The precarious financial situation of Mr. Becker has been under scrutiny for several years.
In 2017, a non-public bank in London, Arbuthnot Latham, made an application for bankruptcy proceedings against Mr. Becker, claiming that payment of a giant debt owed by him was nearly two years overdue. He was soon declared officially bankrupt by a London court, which found that he couldn’t repay his debts.
That very same yr, a Swiss court rejected a claim by a former Swiss business partner, who claimed Mr. Becker owed him greater than $40 million.
As he fended off his creditors, in 2018, Mr. Becker sought to say diplomatic immunity, since the Central African Republic had named him as its attaché to the European Union for sports, culture and humanitarian affairs.
If that claim had been granted, any motion against Mr. Becker would have required the approval of the foreign secretary, who on the time was Boris Johnson, the present prime minister. But Mr. Becker eventually dropped the claim.
In 2002, Mr. Becker was convicted in Germany of income tax evasion, given two years’ probation and fined nearly $300,000. The decision got here six years after German tax investigators raided Mr. Becker’s home in Munich.
On Friday, the judge, Deborah Taylor, referred to that case, saying that Mr. Becker “didn’t heed the warning you got and the prospect you got” — a reference to the indisputable fact that he had been spared jail time — and that this was “a major aggravating factor” in the present proceedings.
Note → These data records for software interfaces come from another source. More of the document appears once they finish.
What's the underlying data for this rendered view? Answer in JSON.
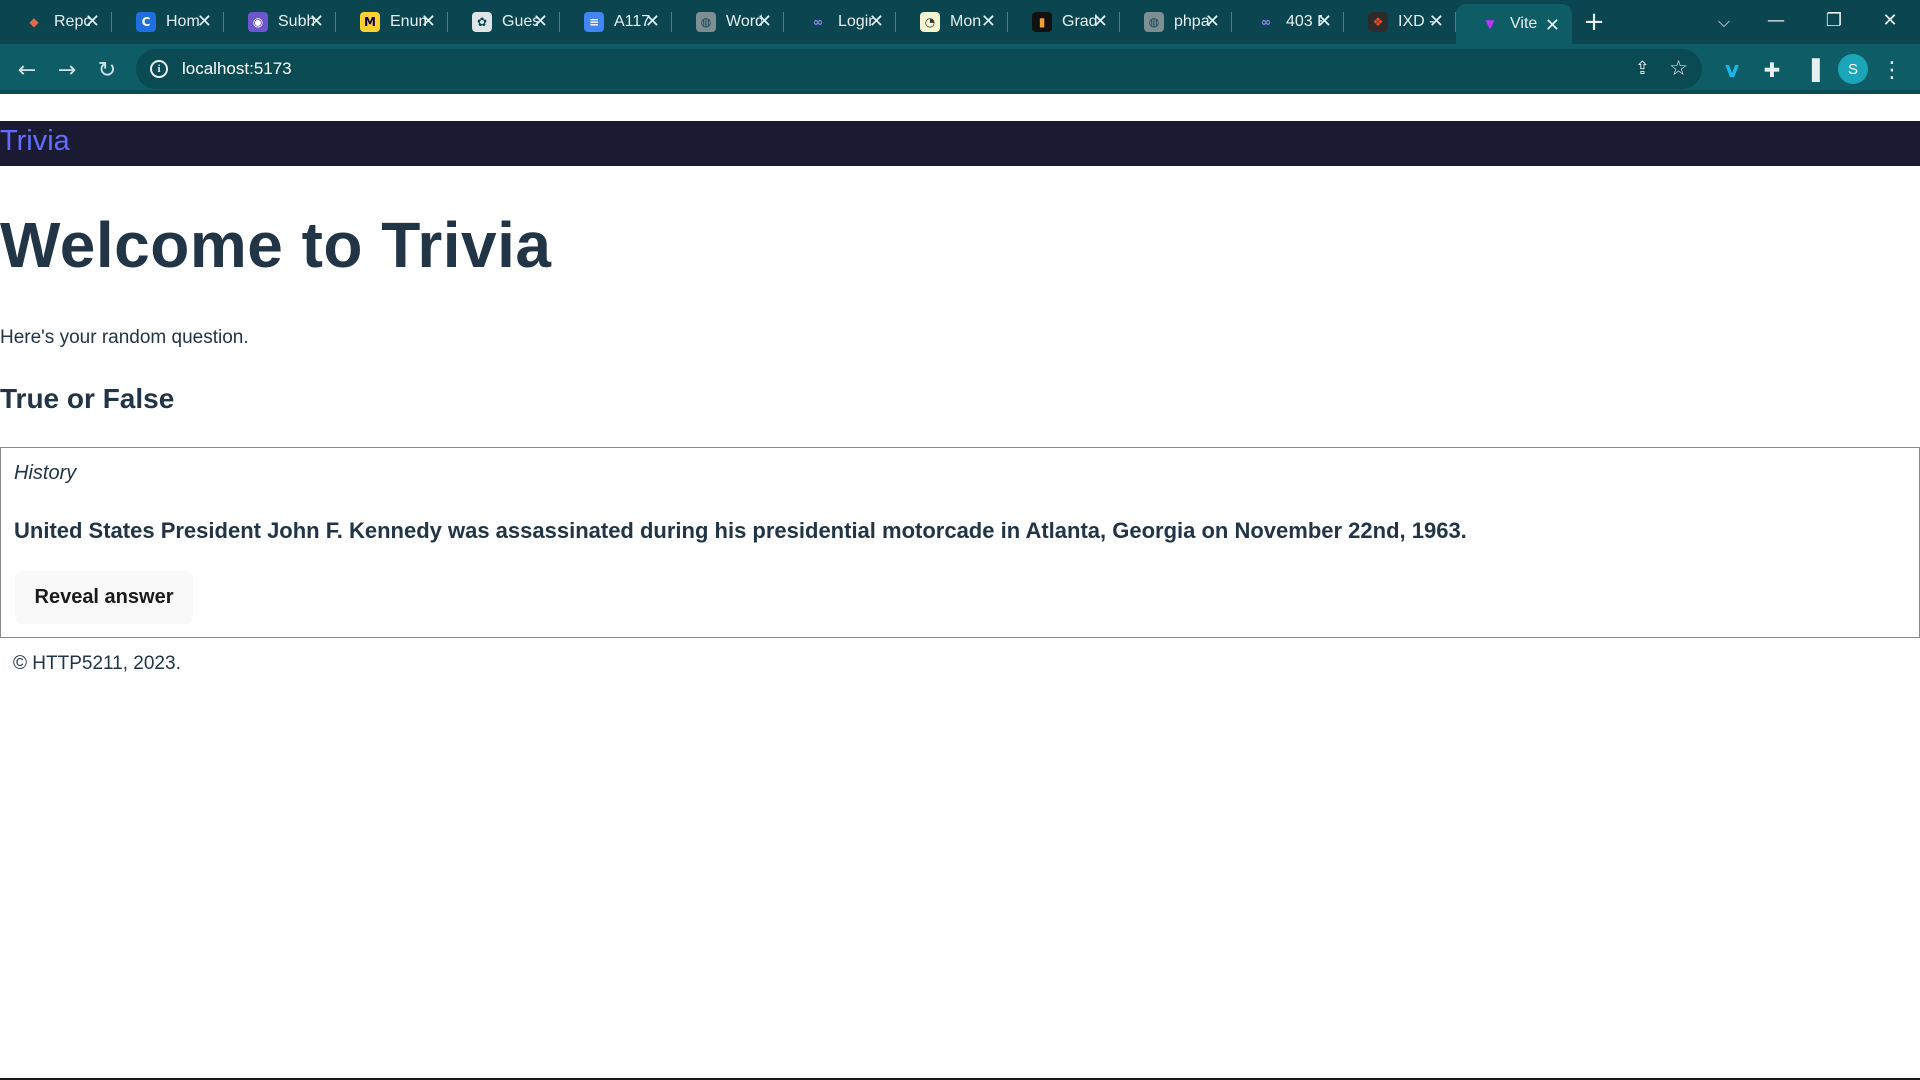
{
  "browser": {
    "tabs": [
      {
        "title": "Repo",
        "icon": "diamond-icon",
        "fav_bg": "#0b4650",
        "fav_fg": "#e06a4a",
        "glyph": "◆"
      },
      {
        "title": "Hom",
        "icon": "c-logo-icon",
        "fav_bg": "#1f6fe0",
        "fav_fg": "#ffffff",
        "glyph": "C"
      },
      {
        "title": "Subh",
        "icon": "shield-icon",
        "fav_bg": "#6e56cf",
        "fav_fg": "#ffffff",
        "glyph": "◉"
      },
      {
        "title": "Enum",
        "icon": "miro-icon",
        "fav_bg": "#ffd02f",
        "fav_fg": "#050038",
        "glyph": "M"
      },
      {
        "title": "Gues",
        "icon": "openai-icon",
        "fav_bg": "#dfe5e6",
        "fav_fg": "#0b4650",
        "glyph": "✿"
      },
      {
        "title": "A117",
        "icon": "docs-icon",
        "fav_bg": "#4285f4",
        "fav_fg": "#ffffff",
        "glyph": "≡"
      },
      {
        "title": "Word",
        "icon": "globe-icon",
        "fav_bg": "#7d8f93",
        "fav_fg": "#0b4650",
        "glyph": "◍"
      },
      {
        "title": "Login",
        "icon": "infinity-icon",
        "fav_bg": "transparent",
        "fav_fg": "#9b8cff",
        "glyph": "∞"
      },
      {
        "title": "Mon",
        "icon": "clock-icon",
        "fav_bg": "#f4f4d0",
        "fav_fg": "#333333",
        "glyph": "◔"
      },
      {
        "title": "Grad",
        "icon": "bar-chart-icon",
        "fav_bg": "#111111",
        "fav_fg": "#f0a030",
        "glyph": "▮"
      },
      {
        "title": "phpa",
        "icon": "globe-icon",
        "fav_bg": "#7d8f93",
        "fav_fg": "#0b4650",
        "glyph": "◍"
      },
      {
        "title": "403 F",
        "icon": "infinity-icon",
        "fav_bg": "transparent",
        "fav_fg": "#9b8cff",
        "glyph": "∞"
      },
      {
        "title": "IXD -",
        "icon": "figma-icon",
        "fav_bg": "#2c2c2c",
        "fav_fg": "#f24e1e",
        "glyph": "❖"
      },
      {
        "title": "Vite",
        "icon": "vite-icon",
        "fav_bg": "transparent",
        "fav_fg": "#bd34fe",
        "glyph": "▼",
        "active": true
      }
    ],
    "new_tab_label": "+",
    "url": "localhost:5173",
    "profile_initial": "S"
  },
  "app": {
    "brand": "Trivia",
    "heading": "Welcome to Trivia",
    "lead": "Here's your random question.",
    "question_type": "True or False",
    "question": {
      "category": "History",
      "text": "United States President John F. Kennedy was assassinated during his presidential motorcade in Atlanta, Georgia on November 22nd, 1963.",
      "button_label": "Reveal answer"
    },
    "footer": "© HTTP5211, 2023."
  },
  "colors": {
    "browser_frame": "#0b4650",
    "toolbar": "#0e5c66",
    "appbar": "#1a1b32",
    "brand": "#646cff",
    "text": "#213547"
  }
}
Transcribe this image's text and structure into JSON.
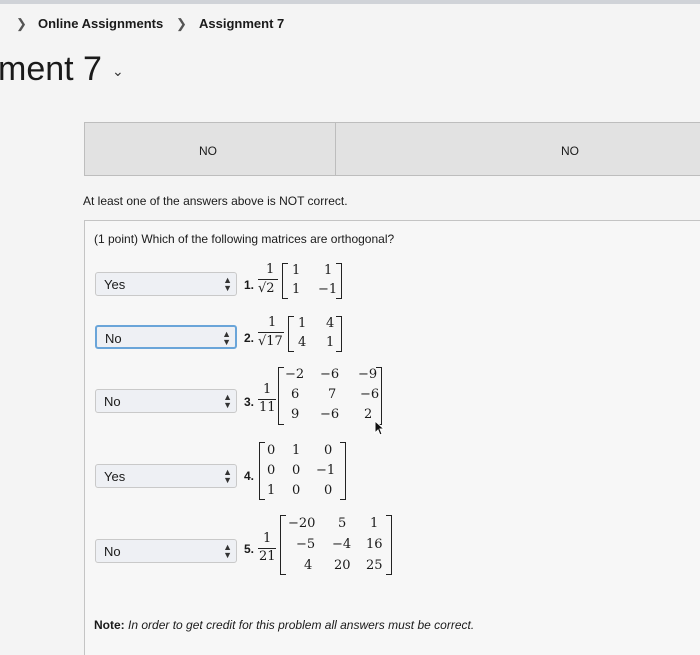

Mr. Becker won tens of millions of dollars in prize money and sponsorship deals. He has had several business ventures through the years, including a line of branded tennis gear. He has often appeared as a television commentator for the BBC at Wimbledon, and he coached Novak Djokovic, the world’s top-ranked men’s singles player, for a number of years.